COURTS: A woman claimed €26,000 in social welfare benefits while working full-time at a nursing home.
Michelle Fulton, of The Bungalow, Carnone, Raphoe was charged with social welfare benefit fraud on September 1st, 2011.
Inspector Harrison, from the Department of Social Protection told the court, “Mrs Fulton was awarded a one parent family payment on the June 12th, 2008.
“However, her file was referred to me, after I received a letter which indicated that she was had completed a training course with a nursing home, and was now working with them.
“As I continued my investigations, I discovered she had been employed with them since 2011, but she hadn’t informed the department.
“She completed a training course successfully, and was initially employed on a part-time basis, before taking on a full-time position.”
The social welfare investigations unit then visited the accountancy firm which looked after the nursing home and obtained the accused woman’s P60.
It was then assessed that €25,592.20 had been given to her in overpayments.
The investigator added “I requested her to meet me on two occasions in September and October, but both times she failed to appear, and didn’t contact me to let me know she would not be in attendance.

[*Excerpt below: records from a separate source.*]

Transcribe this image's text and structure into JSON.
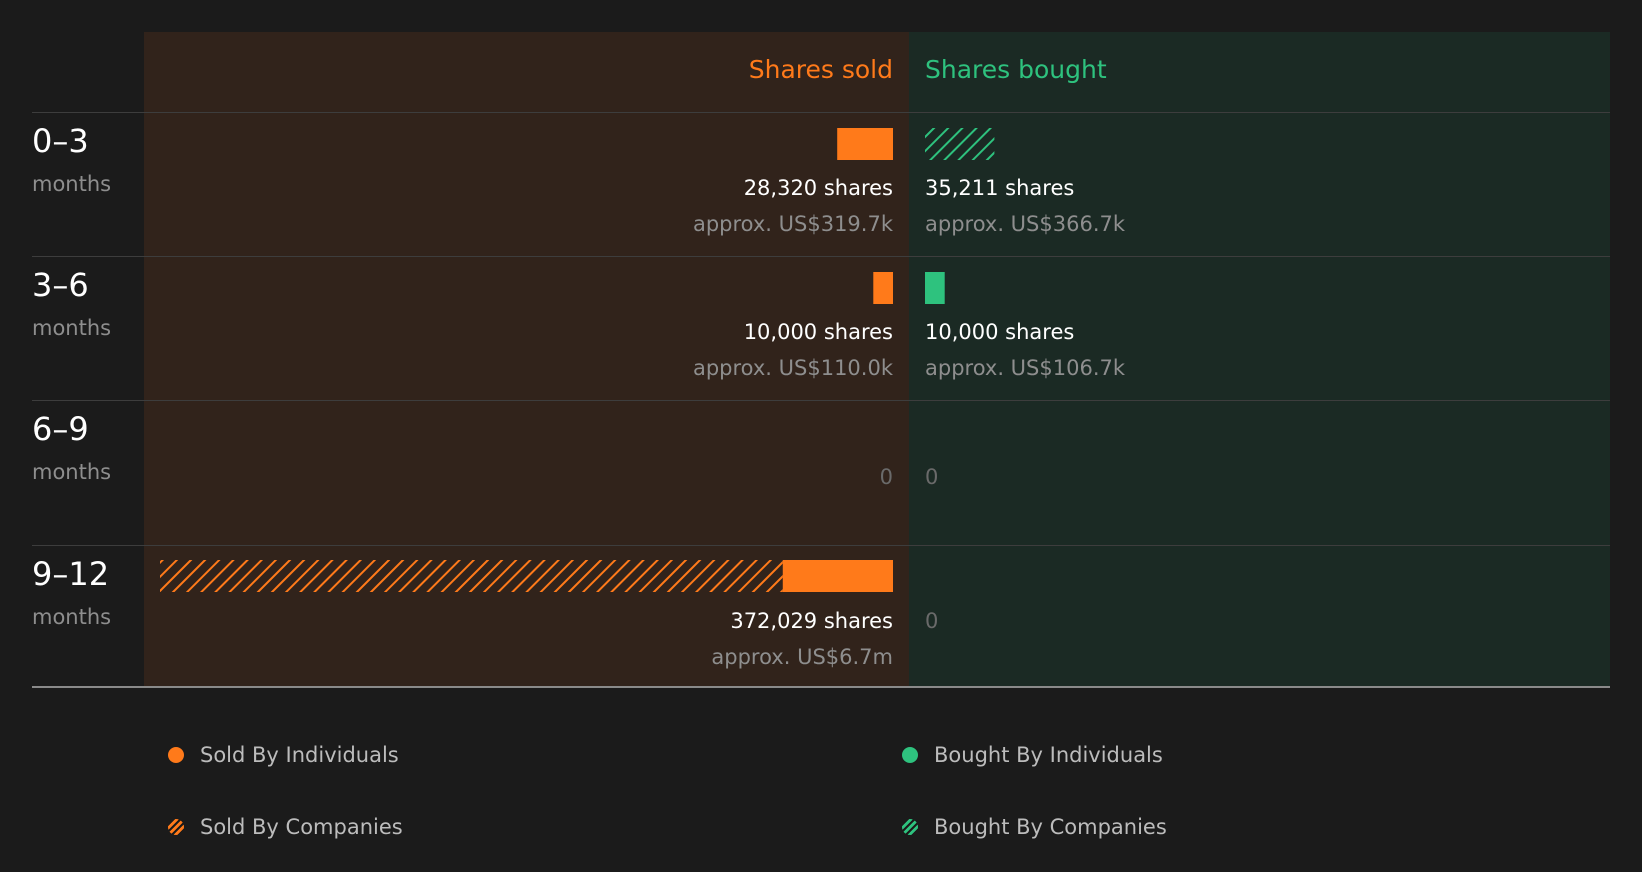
{
  "chart_data": {
    "type": "bar",
    "orientation": "horizontal-diverging",
    "headers": {
      "sold": "Shares sold",
      "bought": "Shares bought"
    },
    "unit": "shares",
    "categories": [
      {
        "label": "0–3",
        "sub": "months"
      },
      {
        "label": "3–6",
        "sub": "months"
      },
      {
        "label": "6–9",
        "sub": "months"
      },
      {
        "label": "9–12",
        "sub": "months"
      }
    ],
    "series": [
      {
        "name": "Sold By Individuals",
        "side": "sold",
        "pattern": "solid",
        "values": [
          28320,
          10000,
          0,
          56000
        ]
      },
      {
        "name": "Sold By Companies",
        "side": "sold",
        "pattern": "hatched",
        "values": [
          0,
          0,
          0,
          316029
        ]
      },
      {
        "name": "Bought By Individuals",
        "side": "bought",
        "pattern": "solid",
        "values": [
          0,
          10000,
          0,
          0
        ]
      },
      {
        "name": "Bought By Companies",
        "side": "bought",
        "pattern": "hatched",
        "values": [
          35211,
          0,
          0,
          0
        ]
      }
    ],
    "totals": {
      "sold": [
        {
          "shares": "28,320 shares",
          "value": "approx. US$319.7k"
        },
        {
          "shares": "10,000 shares",
          "value": "approx. US$110.0k"
        },
        {
          "shares": "0",
          "value": ""
        },
        {
          "shares": "372,029 shares",
          "value": "approx. US$6.7m"
        }
      ],
      "bought": [
        {
          "shares": "35,211 shares",
          "value": "approx. US$366.7k"
        },
        {
          "shares": "10,000 shares",
          "value": "approx. US$106.7k"
        },
        {
          "shares": "0",
          "value": ""
        },
        {
          "shares": "0",
          "value": ""
        }
      ]
    },
    "xlim": [
      0,
      372029
    ],
    "legend": [
      {
        "label": "Sold By Individuals",
        "side": "sold",
        "pattern": "solid"
      },
      {
        "label": "Sold By Companies",
        "side": "sold",
        "pattern": "hatched"
      },
      {
        "label": "Bought By Individuals",
        "side": "bought",
        "pattern": "solid"
      },
      {
        "label": "Bought By Companies",
        "side": "bought",
        "pattern": "hatched"
      }
    ],
    "legend_position": "bottom"
  },
  "colors": {
    "sold": "#ff7a1a",
    "bought": "#2ec27e",
    "sold_bg": "#31231b",
    "bought_bg": "#1b2a24"
  }
}
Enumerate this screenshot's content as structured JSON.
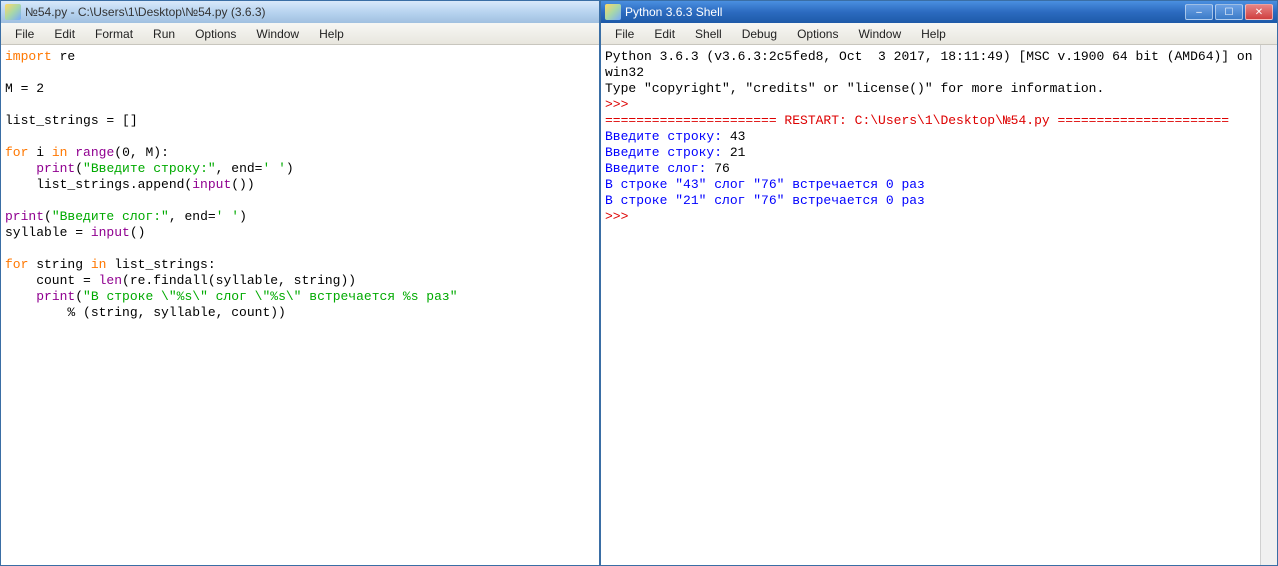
{
  "editor": {
    "title": "№54.py - C:\\Users\\1\\Desktop\\№54.py (3.6.3)",
    "menu": [
      "File",
      "Edit",
      "Format",
      "Run",
      "Options",
      "Window",
      "Help"
    ],
    "code": {
      "lines": [
        [
          {
            "t": "import",
            "c": "orange"
          },
          {
            "t": " re",
            "c": "black"
          }
        ],
        [],
        [
          {
            "t": "M = ",
            "c": "black"
          },
          {
            "t": "2",
            "c": "black"
          }
        ],
        [],
        [
          {
            "t": "list_strings = []",
            "c": "black"
          }
        ],
        [],
        [
          {
            "t": "for",
            "c": "orange"
          },
          {
            "t": " i ",
            "c": "black"
          },
          {
            "t": "in",
            "c": "orange"
          },
          {
            "t": " ",
            "c": "black"
          },
          {
            "t": "range",
            "c": "purple"
          },
          {
            "t": "(",
            "c": "black"
          },
          {
            "t": "0",
            "c": "black"
          },
          {
            "t": ", M):",
            "c": "black"
          }
        ],
        [
          {
            "t": "    ",
            "c": "black"
          },
          {
            "t": "print",
            "c": "purple"
          },
          {
            "t": "(",
            "c": "black"
          },
          {
            "t": "\"Введите строку:\"",
            "c": "green"
          },
          {
            "t": ", end=",
            "c": "black"
          },
          {
            "t": "' '",
            "c": "green"
          },
          {
            "t": ")",
            "c": "black"
          }
        ],
        [
          {
            "t": "    list_strings.append(",
            "c": "black"
          },
          {
            "t": "input",
            "c": "purple"
          },
          {
            "t": "())",
            "c": "black"
          }
        ],
        [],
        [
          {
            "t": "print",
            "c": "purple"
          },
          {
            "t": "(",
            "c": "black"
          },
          {
            "t": "\"Введите слог:\"",
            "c": "green"
          },
          {
            "t": ", end=",
            "c": "black"
          },
          {
            "t": "' '",
            "c": "green"
          },
          {
            "t": ")",
            "c": "black"
          }
        ],
        [
          {
            "t": "syllable = ",
            "c": "black"
          },
          {
            "t": "input",
            "c": "purple"
          },
          {
            "t": "()",
            "c": "black"
          }
        ],
        [],
        [
          {
            "t": "for",
            "c": "orange"
          },
          {
            "t": " string ",
            "c": "black"
          },
          {
            "t": "in",
            "c": "orange"
          },
          {
            "t": " list_strings:",
            "c": "black"
          }
        ],
        [
          {
            "t": "    count = ",
            "c": "black"
          },
          {
            "t": "len",
            "c": "purple"
          },
          {
            "t": "(re.findall(syllable, string))",
            "c": "black"
          }
        ],
        [
          {
            "t": "    ",
            "c": "black"
          },
          {
            "t": "print",
            "c": "purple"
          },
          {
            "t": "(",
            "c": "black"
          },
          {
            "t": "\"В строке \\\"%s\\\" слог \\\"%s\\\" встречается %s раз\"",
            "c": "green"
          }
        ],
        [
          {
            "t": "        % (string, syllable, count))",
            "c": "black"
          }
        ]
      ]
    }
  },
  "shell": {
    "title": "Python 3.6.3 Shell",
    "menu": [
      "File",
      "Edit",
      "Shell",
      "Debug",
      "Options",
      "Window",
      "Help"
    ],
    "controls": {
      "minimize": "–",
      "maximize": "☐",
      "close": "✕"
    },
    "output": {
      "banner1": "Python 3.6.3 (v3.6.3:2c5fed8, Oct  3 2017, 18:11:49) [MSC v.1900 64 bit (AMD64)] on win32",
      "banner2": "Type \"copyright\", \"credits\" or \"license()\" for more information.",
      "prompt": ">>> ",
      "restart": "====================== RESTART: C:\\Users\\1\\Desktop\\№54.py ======================",
      "lines": [
        {
          "prompt": "Введите строку: ",
          "val": "43"
        },
        {
          "prompt": "Введите строку: ",
          "val": "21"
        },
        {
          "prompt": "Введите слог: ",
          "val": "76"
        },
        {
          "text": "В строке \"43\" слог \"76\" встречается 0 раз"
        },
        {
          "text": "В строке \"21\" слог \"76\" встречается 0 раз"
        }
      ]
    }
  }
}
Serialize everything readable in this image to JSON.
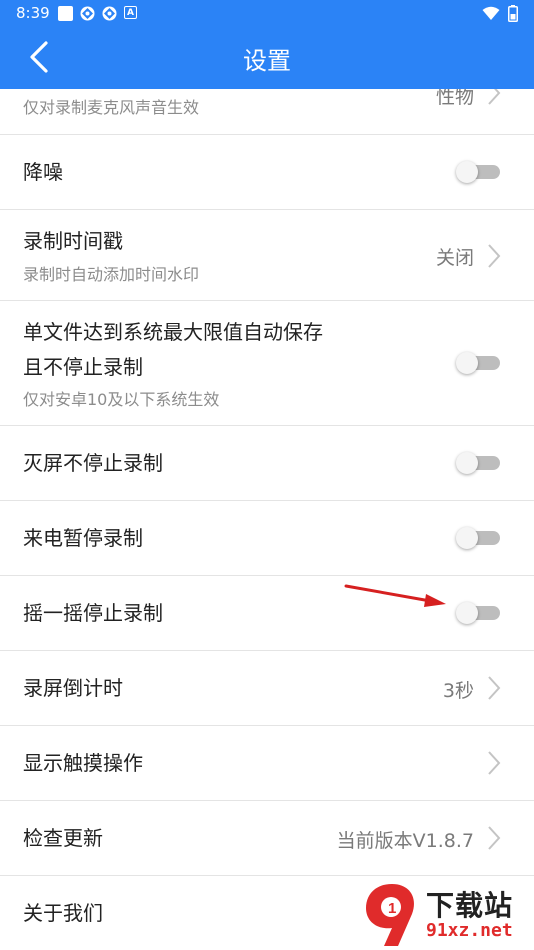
{
  "status_bar": {
    "time": "8:39",
    "notification_icons": [
      "square-icon",
      "diamond-icon",
      "diamond-icon",
      "a-icon"
    ],
    "system_icons": [
      "wifi-icon",
      "battery-icon"
    ]
  },
  "header": {
    "title": "设置",
    "background_color": "#2b83f6"
  },
  "settings": [
    {
      "id": "partial",
      "title": "",
      "subtitle": "仅对录制麦克风声音生效",
      "value": "性物",
      "control": "chevron"
    },
    {
      "id": "noise",
      "title": "降噪",
      "subtitle": "",
      "value": "",
      "control": "toggle",
      "on": false
    },
    {
      "id": "timestamp",
      "title": "录制时间戳",
      "subtitle": "录制时自动添加时间水印",
      "value": "关闭",
      "control": "chevron"
    },
    {
      "id": "autosave",
      "title": "单文件达到系统最大限值自动保存",
      "title2": "且不停止录制",
      "subtitle": "仅对安卓10及以下系统生效",
      "value": "",
      "control": "toggle",
      "on": false
    },
    {
      "id": "screen-off",
      "title": "灭屏不停止录制",
      "subtitle": "",
      "value": "",
      "control": "toggle",
      "on": false
    },
    {
      "id": "call-pause",
      "title": "来电暂停录制",
      "subtitle": "",
      "value": "",
      "control": "toggle",
      "on": false
    },
    {
      "id": "shake-stop",
      "title": "摇一摇停止录制",
      "subtitle": "",
      "value": "",
      "control": "toggle",
      "on": false
    },
    {
      "id": "countdown",
      "title": "录屏倒计时",
      "subtitle": "",
      "value": "3秒",
      "control": "chevron"
    },
    {
      "id": "touch",
      "title": "显示触摸操作",
      "subtitle": "",
      "value": "",
      "control": "chevron"
    },
    {
      "id": "update",
      "title": "检查更新",
      "subtitle": "",
      "value": "当前版本V1.8.7",
      "control": "chevron"
    },
    {
      "id": "about",
      "title": "关于我们",
      "subtitle": "",
      "value": "",
      "control": "none"
    }
  ],
  "watermark": {
    "logo_text": "下载站",
    "url": "91xz.net",
    "brand_color": "#e02b2b"
  },
  "annotation_color": "#d62020"
}
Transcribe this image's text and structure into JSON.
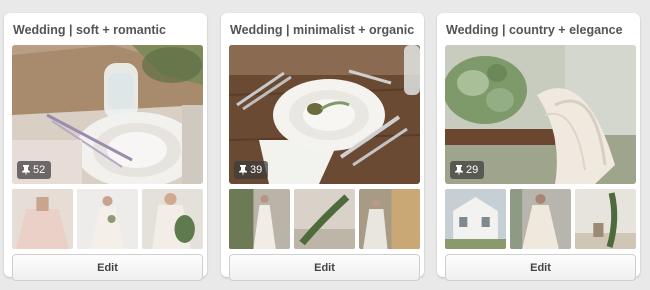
{
  "boards": [
    {
      "title": "Wedding | soft + romantic",
      "pin_count": "52",
      "edit_label": "Edit",
      "cover": "table setting with crystal glass, lace plate and lavender",
      "thumbs": [
        "blush tulle wedding dress",
        "bride in pale gown holding bouquet",
        "bride with greenery bouquet"
      ]
    },
    {
      "title": "Wedding | minimalist + organic",
      "pin_count": "39",
      "edit_label": "Edit",
      "cover": "white plate with silverware and leaf on wooden table",
      "thumbs": [
        "bride beside greenery garland",
        "greenery garland on steps",
        "bride by window"
      ]
    },
    {
      "title": "Wedding | country + elegance",
      "pin_count": "29",
      "edit_label": "Edit",
      "cover": "succulent bouquet with lace veil",
      "thumbs": [
        "white farmhouse reception",
        "bride in lace gown",
        "garland arch outdoors"
      ]
    }
  ],
  "colors": {
    "page_bg": "#e9e9e9",
    "card_bg": "#ffffff",
    "title_text": "#555555",
    "badge_bg": "rgba(60,60,60,0.72)"
  }
}
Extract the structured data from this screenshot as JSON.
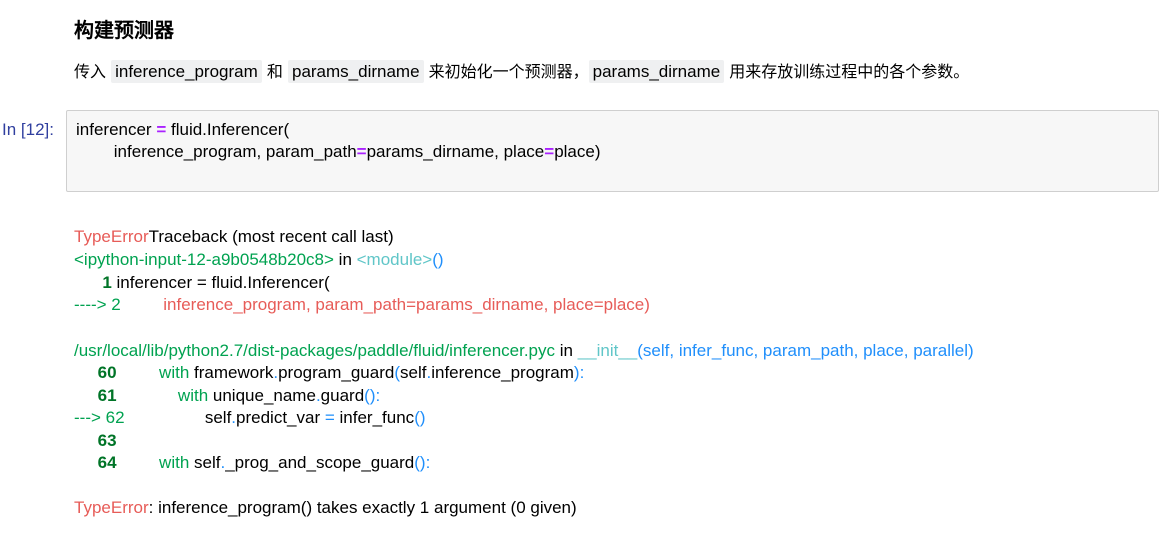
{
  "markdown": {
    "heading": "构建预测器",
    "para_1": "传入 ",
    "code_1": "inference_program",
    "para_2": " 和 ",
    "code_2": "params_dirname",
    "para_3": " 来初始化一个预测器，",
    "code_3": "params_dirname",
    "para_4": " 用来存放训练过程中的各个参数。"
  },
  "cell": {
    "prompt": "In [12]:",
    "line1_a": "inferencer ",
    "line1_op": "=",
    "line1_b": " fluid.Inferencer(",
    "line2_a": "        inference_program, param_path",
    "line2_op1": "=",
    "line2_b": "params_dirname, place",
    "line2_op2": "=",
    "line2_c": "place)"
  },
  "traceback": {
    "error_type": "TypeError",
    "header_rest": "Traceback (most recent call last)",
    "file1": "<ipython-input-12-a9b0548b20c8>",
    "in_1": " in ",
    "module": "<module>",
    "module_paren": "()",
    "t1_num": "      1",
    "t1_code": " inferencer = fluid.Inferencer(",
    "t2_arrow": "----> 2",
    "t2_code": "         inference_program, param_path=params_dirname, place=place)",
    "file2": "/usr/local/lib/python2.7/dist-packages/paddle/fluid/inferencer.pyc",
    "in_2": " in ",
    "func": "__init__",
    "func_args": "(self, infer_func, param_path, place, parallel)",
    "l60_num": "     60",
    "l60_kw": "         with",
    "l60_a": " framework",
    "l60_dot": ".",
    "l60_b": "program_guard",
    "l60_paren": "(",
    "l60_c": "self",
    "l60_dot2": ".",
    "l60_d": "inference_program",
    "l60_end": "):",
    "l61_num": "     61",
    "l61_kw": "             with",
    "l61_a": " unique_name",
    "l61_dot": ".",
    "l61_b": "guard",
    "l61_end": "():",
    "l62_arrow": "---> 62",
    "l62_a": "                 self",
    "l62_dot": ".",
    "l62_b": "predict_var ",
    "l62_eq": "=",
    "l62_c": " infer_func",
    "l62_end": "()",
    "l63_num": "     63",
    "l64_num": "     64",
    "l64_kw": "         with",
    "l64_a": " self",
    "l64_dot": ".",
    "l64_b": "_prog_and_scope_guard",
    "l64_end": "():",
    "final_type": "TypeError",
    "final_msg": ": inference_program() takes exactly 1 argument (0 given)"
  }
}
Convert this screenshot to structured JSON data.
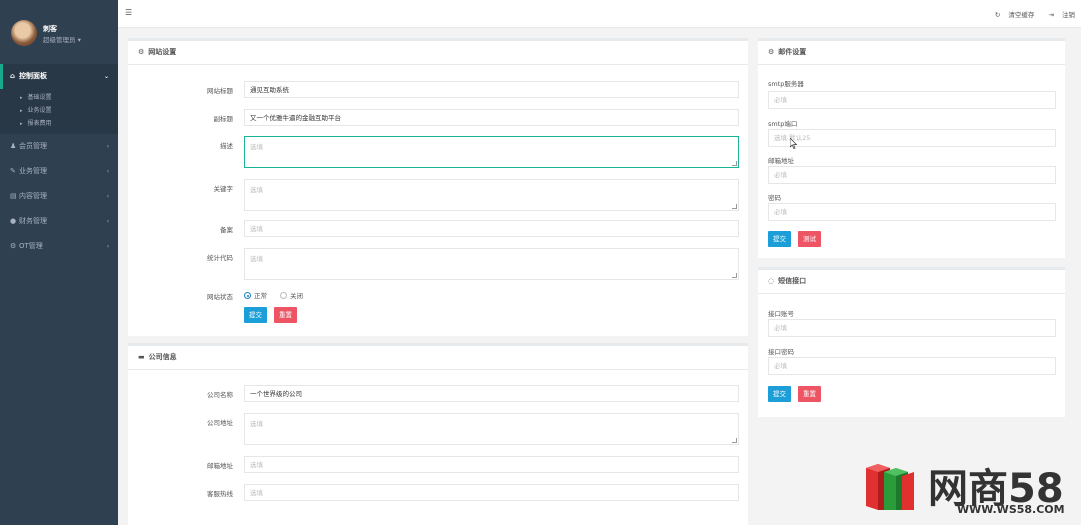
{
  "sidebar": {
    "user_name": "刺客",
    "user_role": "超级管理员",
    "menu": [
      {
        "label": "控制面板",
        "icon": "home-icon",
        "active": true
      },
      {
        "label": "会员管理",
        "icon": "users-icon"
      },
      {
        "label": "业务管理",
        "icon": "briefcase-icon"
      },
      {
        "label": "内容管理",
        "icon": "file-icon"
      },
      {
        "label": "财务管理",
        "icon": "money-icon"
      },
      {
        "label": "OT管理",
        "icon": "gear-icon"
      }
    ],
    "submenu": [
      "基础设置",
      "业务设置",
      "报表费用"
    ]
  },
  "topbar": {
    "clear_cache": "清空缓存",
    "logout": "注销"
  },
  "site_settings": {
    "title": "网站设置",
    "fields": {
      "site_title": {
        "label": "网站标题",
        "value": "通见互助系统"
      },
      "subtitle": {
        "label": "副标题",
        "value": "又一个优雅牛逼的金融互助平台"
      },
      "description": {
        "label": "描述",
        "placeholder": "选填"
      },
      "keywords": {
        "label": "关键字",
        "placeholder": "选填"
      },
      "icp": {
        "label": "备案",
        "placeholder": "选填"
      },
      "stats_code": {
        "label": "统计代码",
        "placeholder": "选填"
      },
      "status": {
        "label": "网站状态",
        "options": [
          "正常",
          "关闭"
        ],
        "selected": "正常"
      }
    },
    "submit": "提交",
    "reset": "重置"
  },
  "company_info": {
    "title": "公司信息",
    "fields": {
      "name": {
        "label": "公司名称",
        "value": "一个世界级的公司"
      },
      "address": {
        "label": "公司地址",
        "placeholder": "选填"
      },
      "email": {
        "label": "邮箱地址",
        "placeholder": "选填"
      },
      "hotline": {
        "label": "客服热线",
        "placeholder": "选填"
      }
    }
  },
  "mail_settings": {
    "title": "邮件设置",
    "fields": {
      "smtp_server": {
        "label": "smtp服务器",
        "placeholder": "必填"
      },
      "smtp_port": {
        "label": "smtp端口",
        "placeholder": "选填 默认25"
      },
      "mail_address": {
        "label": "邮箱地址",
        "placeholder": "必填"
      },
      "password": {
        "label": "密码",
        "placeholder": "必填"
      }
    },
    "submit": "提交",
    "test": "测试"
  },
  "sms_interface": {
    "title": "短信接口",
    "fields": {
      "account": {
        "label": "接口账号",
        "placeholder": "必填"
      },
      "password": {
        "label": "接口密码",
        "placeholder": "必填"
      }
    },
    "submit": "提交",
    "reset": "重置"
  },
  "watermark": {
    "brand": "网商58",
    "url": "WWW.WS58.COM"
  }
}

“She was made aware of the overpayments that had been made to her, and so far has paid back €755.50, which leaves the balance at 25,836.60.
“She was still receiving social welfare payments up until November last year, but was getting regularly deducted, and has also made four cash payments.”
Solicitor for the defendant Donough Cleary said his client regretted her actions, and stressed that she had a difficult family situation.
Mr Cleary told the court, “She initially began a training course with this company, but this wasn’t paid.
“Her training was successful, and then she started to get a few hours here and there, that gradually increased to a day or two a week, before it became a full-time role.
“She’s had a difficult family situation that the court would be aware of, but she accepts it was wrong and regrets it.
“She has since obtained a full-time job in a different establishment, and is paying €50 a month towards the repayments she owes the state.
“She has a mortgage to pay, and her maintenance has been reduced due to her employment.”
Inspector Harrison said there is no consistent pattern to her repayments, and said the department would be in contact with the defendant in due course.
Judge Paul Kelly adjourned the case until January 3rd, to see if a repayment plan can be set-up in the meantime, and then assess the situation further at that point.Tags: